This is the story of Jane Addams, the first American woman to receive the Nobel Peace Prize, who transformed a poor neighborhood in Chicago by opening up her house as a community center.
Ever since she was a little girl, Jane Addams hoped to help people in need. She wanted to live right in the middle of the roughest, poorest communities and create a place where people could go to find food, work, and help. In 1889, she bought a house in a run-down Chicago neighborhood and turned it into a settlement home, adding on playgrounds, kindergartens, and a public bath. By 1907, Hull House included thirteen buildings. And by the early 1920s, more than 9,000 people visited Jane's home each week. An inspiration to all, Jane Addams continues to be a role model to girls and women of all ages.
This title has Common Core connections.
An NCTE Orbis Pictus Award Recommended Book
A CBC NCSS Notable Social Studies Trade Book
A Bank Street College Best Book of the Year
An Illinois Bluestem Award Nominee
A Junior Library Guild Selection
“In a moving portrayal of empathy and innovation in action, Stone and Brown convey both the significance of Addams's contributions, as well as the physical transformations of those she helped.” —Publishers Weekly, Starred Review
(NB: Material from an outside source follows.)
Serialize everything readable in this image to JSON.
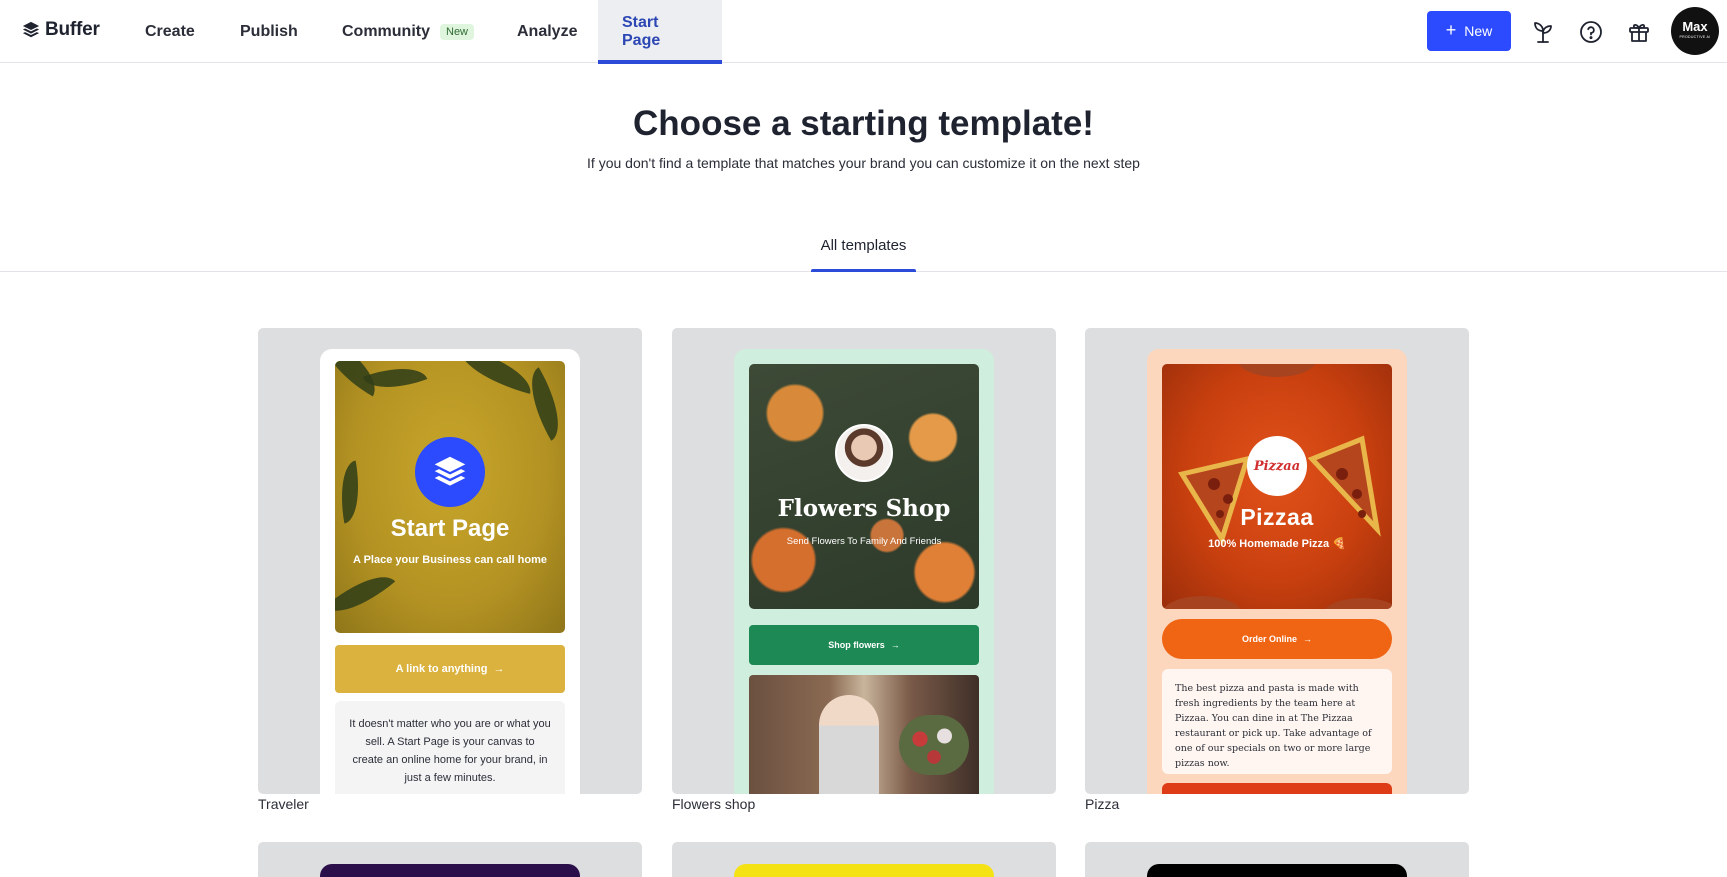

“Rendered in watercolor with pen and ink, the illustrations, both full bleed and spot, beautifully evoke the time period and enhance the well-researched, accessible text. . . A fine introduction to the first American female recipient of the Nobel Peace Prize” —School Library Journal
“Stone is deft with characterization:readers see the young Addams enjoying a childhood game with her stepbrother,and while no connection is articulated, this seems contiguous with her launching Chicago's first playground as an adult. . . Addams's matter-of-fact noblesse oblige is captured in Brown's handsome watercolor and pen-and-ink illustrations” —The Horn Book
“Stone capably discusses Addams' early years at Hull House, the mansion she converted into a neighborhood center and encircled with related enterprises; Brown's ink and watercolor pictures complement the hopeful tone of the text” —The Bulletin
“* A short, incisive biography. . . . The cameos of action, matched by full-page pictures, make the history accessible. A must for library shelves.” —Booklist, starred review on Elizabeth Leads the Way
“This biography brims with upbeat energy as the spirited woman sets out to change the system--an energy amplified by Rebecca Gibbon's bright folk art-styled pictures.” —The Washington Post on Elizabeth Leads the Way